Like most of my peers, I started off the first few days of the new school year compiling my ideal schedule. But for me, the cobbling was in order to make space for my French course at Princeton University. Thankfully, I was able to create the schedule I needed with two free periods to bike back and forth to the hour and 20 minute class.
Last year, I was also lucky enough to to have two other PHS students with me in both of my semester classes at the University, which eased my fear of being surrounded by Ivy-League college students. I soon found, however, that my anxiety was unwarranted, as our classmates readily accepted us high schoolers. My first semester, my friend and I talked to a graduate student auditing our class about his experience at Yale as an undergrad, then at Princeton. We ended up discussing our plans for the future. Second semester I exchanged phone numbers with a runner from the Princeton team, where I potentially wanted to be recruited.

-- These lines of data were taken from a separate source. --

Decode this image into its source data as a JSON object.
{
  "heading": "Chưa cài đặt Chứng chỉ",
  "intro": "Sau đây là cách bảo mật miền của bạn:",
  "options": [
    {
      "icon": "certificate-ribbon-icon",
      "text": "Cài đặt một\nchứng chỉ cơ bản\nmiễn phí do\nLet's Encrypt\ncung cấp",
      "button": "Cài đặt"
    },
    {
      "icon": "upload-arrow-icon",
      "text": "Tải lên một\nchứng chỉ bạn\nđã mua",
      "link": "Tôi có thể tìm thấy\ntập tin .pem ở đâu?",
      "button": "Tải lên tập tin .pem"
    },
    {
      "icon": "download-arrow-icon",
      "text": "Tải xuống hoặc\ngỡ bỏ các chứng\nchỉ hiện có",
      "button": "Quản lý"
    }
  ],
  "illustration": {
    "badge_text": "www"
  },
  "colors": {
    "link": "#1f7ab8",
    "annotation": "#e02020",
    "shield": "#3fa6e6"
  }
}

The professors were also extremely welcoming, though they definitely didn’t take it easy on us. My first class met three times a week and the second, too, but even with the free periods on the other days I often struggled with the workload. In my French literature course second semester, we were expected to read large sections of primary texts in French and upwards of ten pages of dense theoretical texts as supplements for every class. This reinforced my growing awareness that procrastination would not work in college. Though our reading was rarely checked, we had to discuss the texts and their relation in depth in a class of about 15 students, so if you didn’t do the work, you were in bad shape. The participation highlighted one of the major differences between language classes, maybe classes in general, from high school to college: people actually wanted to be there. We didn’t have popsicle sticks or long awkward silences because everyone had chosen to be part of that class and we were given interesting, thought-provoking material to discuss.
This environment allowed me to grow more confident and to increasingly be able to trust myself and my ideas on what we read. We discussed and wrote about works from classical French authors in conjunction with literary theories by authors who ranged from Jacques Derrida to Judith Butler, an acclaimed philosopher and one of the most influential writers in third wave feminism and queer theory, all within 24 classes. Being as independent as that class forced me to be and studying something that I was truly interested in has made me eagerly await college next year.